Written by Kristen Lopez
School’s starting up and if you have kids that means you’ll actually have time to read something. (And if you don’t have kids you might already be reading.) Here are two great books worth making time for this month.
I Lost It at the Video Store: A Filmmakers’ Oral History of a Vanished Era by Tom Roston
I’m a fan of oral histories because they capture the voice of those involved, describing their own individual views to create a richer, wider whole. Contradictions can abound as the passage of time allows each participant to see things they way they either were or how they were wished to be. Some of my favorite books are oral histories and Tom Roston’s – though short on pages – is one of them. I Lost It at the Video Store captures that magical time from around 1985-2004 when the video store dominated everyone’s lives. I myself recall many experiences traversing the aisles of my local Blockbuster and Hollywood Video – I never had a mom and pop video store in my town – and it’s an experience that’s wholly different from scouring Netflix at 3am.

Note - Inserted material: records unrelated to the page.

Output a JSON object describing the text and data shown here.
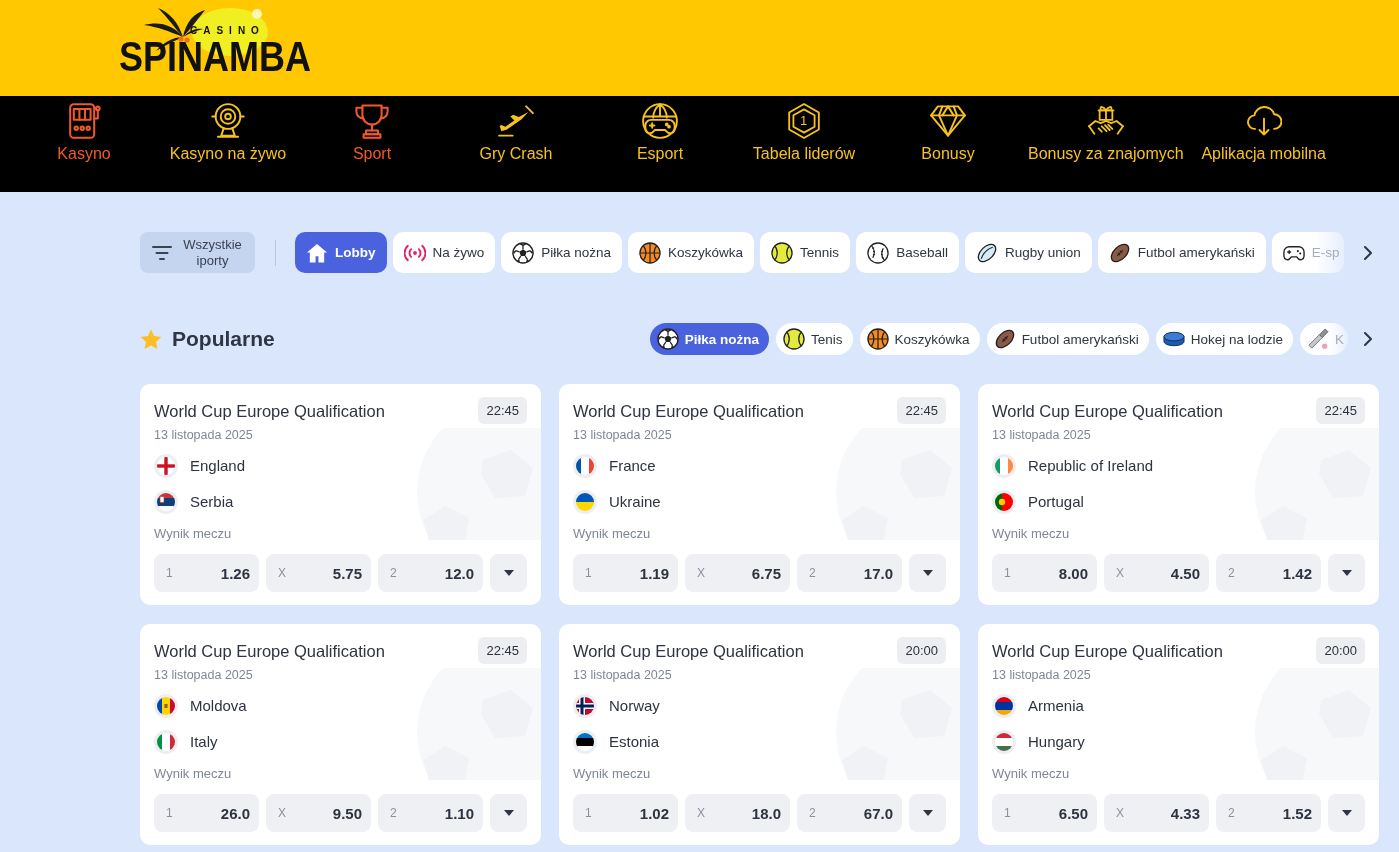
{
  "header": {
    "logo": {
      "tagline": "CASINO",
      "name": "SPINAMBA"
    }
  },
  "nav": [
    {
      "label": "Kasyno",
      "color": "#f05a2a"
    },
    {
      "label": "Kasyno na żywo",
      "color": "#f7c21e"
    },
    {
      "label": "Sport",
      "color": "#f05a2a"
    },
    {
      "label": "Gry Crash",
      "color": "#f7c21e"
    },
    {
      "label": "Esport",
      "color": "#f7c21e"
    },
    {
      "label": "Tabela liderów",
      "color": "#f7c21e",
      "badge": "1"
    },
    {
      "label": "Bonusy",
      "color": "#f7c21e"
    },
    {
      "label": "Bonusy za znajomych",
      "color": "#f7c21e"
    },
    {
      "label": "Aplikacja mobilna",
      "color": "#f7c21e"
    }
  ],
  "sports_bar": {
    "filter_button": "Wszystkie iporty",
    "chips": [
      {
        "label": "Lobby",
        "selected": true
      },
      {
        "label": "Na żywo",
        "selected": false
      },
      {
        "label": "Piłka nożna",
        "selected": false
      },
      {
        "label": "Koszykówka",
        "selected": false
      },
      {
        "label": "Tennis",
        "selected": false
      },
      {
        "label": "Baseball",
        "selected": false
      },
      {
        "label": "Rugby union",
        "selected": false
      },
      {
        "label": "Futbol amerykański",
        "selected": false
      },
      {
        "label": "E-sp",
        "selected": false
      }
    ]
  },
  "popular": {
    "title": "Popularne",
    "chips": [
      {
        "label": "Piłka nożna",
        "selected": true
      },
      {
        "label": "Tenis",
        "selected": false
      },
      {
        "label": "Koszykówka",
        "selected": false
      },
      {
        "label": "Futbol amerykański",
        "selected": false
      },
      {
        "label": "Hokej na lodzie",
        "selected": false
      },
      {
        "label": "K",
        "selected": false
      }
    ]
  },
  "matches": [
    {
      "competition": "World Cup Europe Qualification",
      "date": "13 listopada 2025",
      "time": "22:45",
      "teams": [
        "England",
        "Serbia"
      ],
      "market": "Wynik meczu",
      "odds": [
        {
          "label": "1",
          "value": "1.26"
        },
        {
          "label": "X",
          "value": "5.75"
        },
        {
          "label": "2",
          "value": "12.0"
        }
      ]
    },
    {
      "competition": "World Cup Europe Qualification",
      "date": "13 listopada 2025",
      "time": "22:45",
      "teams": [
        "France",
        "Ukraine"
      ],
      "market": "Wynik meczu",
      "odds": [
        {
          "label": "1",
          "value": "1.19"
        },
        {
          "label": "X",
          "value": "6.75"
        },
        {
          "label": "2",
          "value": "17.0"
        }
      ]
    },
    {
      "competition": "World Cup Europe Qualification",
      "date": "13 listopada 2025",
      "time": "22:45",
      "teams": [
        "Republic of Ireland",
        "Portugal"
      ],
      "market": "Wynik meczu",
      "odds": [
        {
          "label": "1",
          "value": "8.00"
        },
        {
          "label": "X",
          "value": "4.50"
        },
        {
          "label": "2",
          "value": "1.42"
        }
      ]
    },
    {
      "competition": "World Cup Europe Qualification",
      "date": "13 listopada 2025",
      "time": "22:45",
      "teams": [
        "Moldova",
        "Italy"
      ],
      "market": "Wynik meczu",
      "odds": [
        {
          "label": "1",
          "value": "26.0"
        },
        {
          "label": "X",
          "value": "9.50"
        },
        {
          "label": "2",
          "value": "1.10"
        }
      ]
    },
    {
      "competition": "World Cup Europe Qualification",
      "date": "13 listopada 2025",
      "time": "20:00",
      "teams": [
        "Norway",
        "Estonia"
      ],
      "market": "Wynik meczu",
      "odds": [
        {
          "label": "1",
          "value": "1.02"
        },
        {
          "label": "X",
          "value": "18.0"
        },
        {
          "label": "2",
          "value": "67.0"
        }
      ]
    },
    {
      "competition": "World Cup Europe Qualification",
      "date": "13 listopada 2025",
      "time": "20:00",
      "teams": [
        "Armenia",
        "Hungary"
      ],
      "market": "Wynik meczu",
      "odds": [
        {
          "label": "1",
          "value": "6.50"
        },
        {
          "label": "X",
          "value": "4.33"
        },
        {
          "label": "2",
          "value": "1.52"
        }
      ]
    }
  ]
}
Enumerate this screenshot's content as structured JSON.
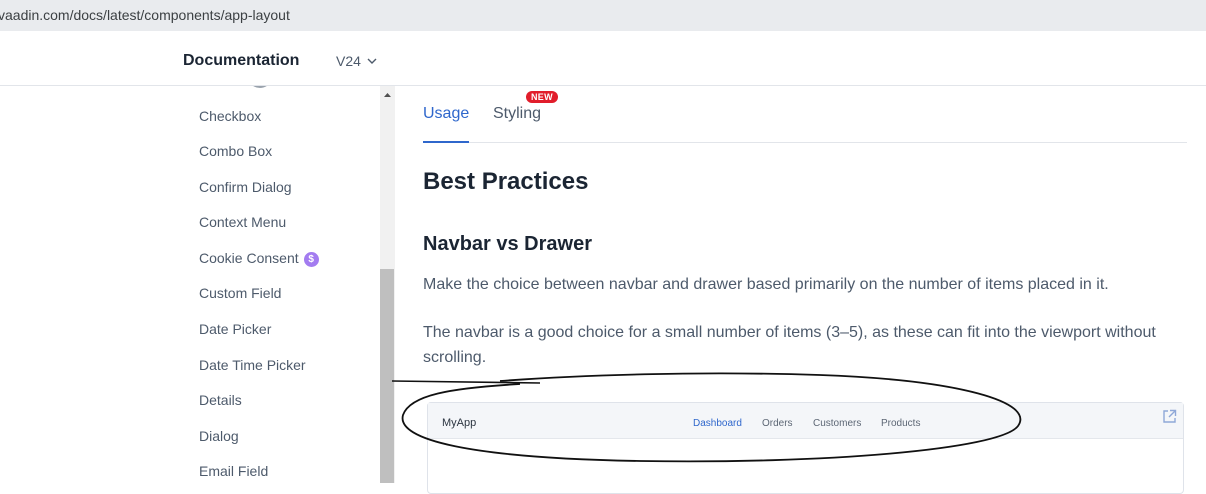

Roston’s tome interviews the filmmakers influenced by their education at the video store, whether working within it, profiting off it or simply dropping by on a Friday night. Kevin Smith, Quentin Tarantino and David O. Russell are just a few of the prominent names that describe their video store experiences as Roston charts how the video store market became the de facto savior for independent cinema and what we’ve lost with their demise. Roston’s breezy narrative doesn’t have a lot of fat, and I’m sure there could have been a longer look at the mechanics of the home video market, but what’s there is remarkably fun, viscerally presenting a time both recent in memory and gone by. If you’ve ever lost your mind at the realization that you couldn’t rent The Terminator or you still owe money to Blockbuster in late fees, then you too probably Lost It at the Video Store!
Sharon Tate: A Life by Ed Sanders
Sharon Tate’s name is synonymous with tragedy and it’s a shame since it obscures the life of a sensitive young woman working her way through the world of Hollywood. Beautiful and weeks from giving birth, Sharon Tate, in death, represents both the Hollywood candle snuffed too quickly and the happy idealization of a celebrity who could have had it all. There aren’t many books content with showcasing Tate’s life aside from her horrific demise; Ed Sanders’ Sharon Tate: A Life won’t be breaking that trend anytime soon. Though Sanders’ biography does give a look into Tate, and husband Roman Polanski’s very different lives, Sanders’ prose is often distracted, moving quickly from item to item, doubling back and repeating points too often. When he isn’t filling space, he’s rehashing gossipy items easily found on the internet or, like most Tate books, recounting the already well-trod road to her death. There are glimmers of a life within, but it isn’t Tate’s.